“You too, Kara,” said the Slayer, squeezing her hand. “Take care.” She bussed Supergirl on the cheek. Kara smiled, then got up and walked away.
Half an hour later, by a window seat, reading a romance novel, Buffy’s attention was drawn by a number of surprised squeals and raised voices. Among them was one familiar phrase.
“Look! Up in the sky!”
She turned towards the window.
Flying beside their plane, pacing it, was a blue-clad, red-caped, blonde-haired figure. She was close enough that Buffy could see she was smiling.
A number of the passengers were waving at her. Buffy waved, too, as hard as she could, and mouthed words of greeting.
Supergirl looked straight at her, and waved back.
Then she banked off and headed towards Chicago, with the people in the pressurized cabin cheering.
Buffy watched her until she was lost in the distance. Then she turned back to her romance novel.

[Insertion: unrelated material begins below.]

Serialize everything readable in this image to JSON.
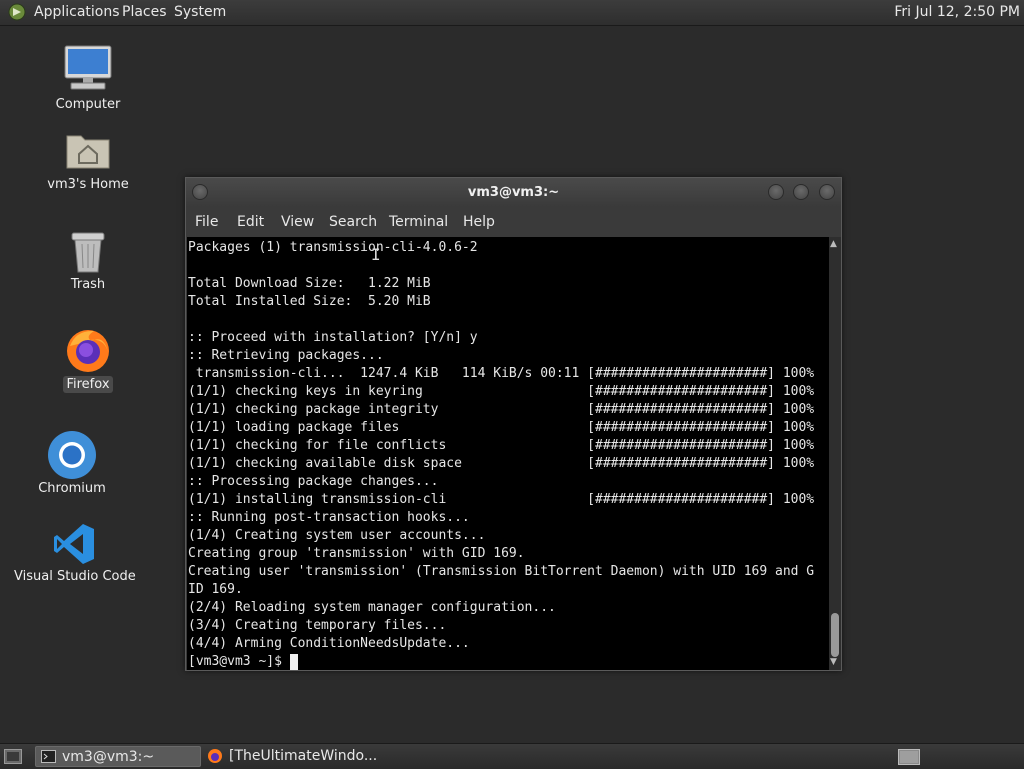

For awhile, it’d be nice to think about normal things, for a change.
Then she sighed, gave it up, sat back, and closed her eyes.
And, for the rest of the trip back home, she mainly thought of Supergirl.
Buffy Summers and related characters are copyright UPN. Supergirl and related characters are copyright DC Comics, Inc. Bishop Blackie Ryan and related characters are created by and copyright of Andrew Greeley. No money is being made from this story, no infringement is intended.
Like it or not, this one has to be for Frito, who put me up to it. So much for that.